Gentleman's Agreement, The Big Country, Cape Fear, Spellbound, To Kill a Mockingbird, Yellow Sky, The Guns of Navarone, and How the West Was Won,
To fill in some gaps, I'll be taking a look at films I haven't seen or at least not since I started this blog. I'll start with Moby Dick, directed by John Huston and starring Peck as Captain Ahab. It takes a real set of brass balls to make a movie out of a book like Melville's, but Huston and Peck are up to it. Although it lacks the enormity and profundity of the book, it's damn good.

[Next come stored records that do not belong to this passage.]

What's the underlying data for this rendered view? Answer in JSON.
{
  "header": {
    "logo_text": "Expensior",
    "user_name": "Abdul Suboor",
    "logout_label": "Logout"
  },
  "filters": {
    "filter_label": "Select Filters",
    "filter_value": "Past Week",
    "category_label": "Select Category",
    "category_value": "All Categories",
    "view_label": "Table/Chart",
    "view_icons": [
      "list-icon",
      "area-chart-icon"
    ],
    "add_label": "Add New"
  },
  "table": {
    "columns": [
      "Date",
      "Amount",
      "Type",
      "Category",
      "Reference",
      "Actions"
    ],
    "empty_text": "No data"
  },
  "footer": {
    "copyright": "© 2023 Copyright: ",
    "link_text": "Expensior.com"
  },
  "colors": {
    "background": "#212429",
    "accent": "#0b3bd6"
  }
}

Richard Basehart plays Ishmael, an itinerant man who is ready to go back to sea: "Whenever I find myself growing grim about the mouth; whenever it is a damp, drizzly November in my soul; ... that it requires a strong moral principle to prevent me from deliberately stepping into the street, and methodically knocking people's hats off - then, I account it high time to get to sea as soon as I can." He heads to New Bedford to sign up for a whaling ship. He meets Queequeg, a South-Sea islander, covered with tattoos (and played by a Austrian actor, Friedrich Von Ledebur) and they take jobs on the Pequod. It's over half an hour into the film that we meet Peck as Ahab, a man who is driven by vengeance--the white whale, Moby Dick, who took his leg, is marked for death.
A simplistic reading of the book sees the white whale as a metaphor as something that is unobtainable, perhaps God himself, and there are lines included in the film to support that, as when Peck tells his first mate, Starbuck, "I'd strike the sun if it insulted me." Starbuck (who would give his name to a coffee chain), played by Leo Genn, wants to relieve Ahab of his authority, as the man is clearly mad, but can not bring himself to do so.
The scenes aboard ship are well done, with Harry Andrews providing some humor as Stubb. The whaling scenes are pretty well done for 1956, as the cetaceans, even Moby Dick himself, don't look like the rubber they are. The final image, of a coffin popping to the surface of a sunken ship (indicating that the ship itself was a coffin) is perfectly done.
The script was written by, of all people, Ray Bradbury, who struggled with Huston the whole time (Bradbury admitted he hadn't been able to read the book). Huston initially wanted his father to play Ahab, but Walter died and he had to get an actor who could get financing. Peck was only 40 when he played the part, certainly not anyone's first idea, but I think he's terrific if too young. Peck was so versatile, able to play heroes and villains, the sanest of characters, like Atticus Finch, and the madest, like Ahab.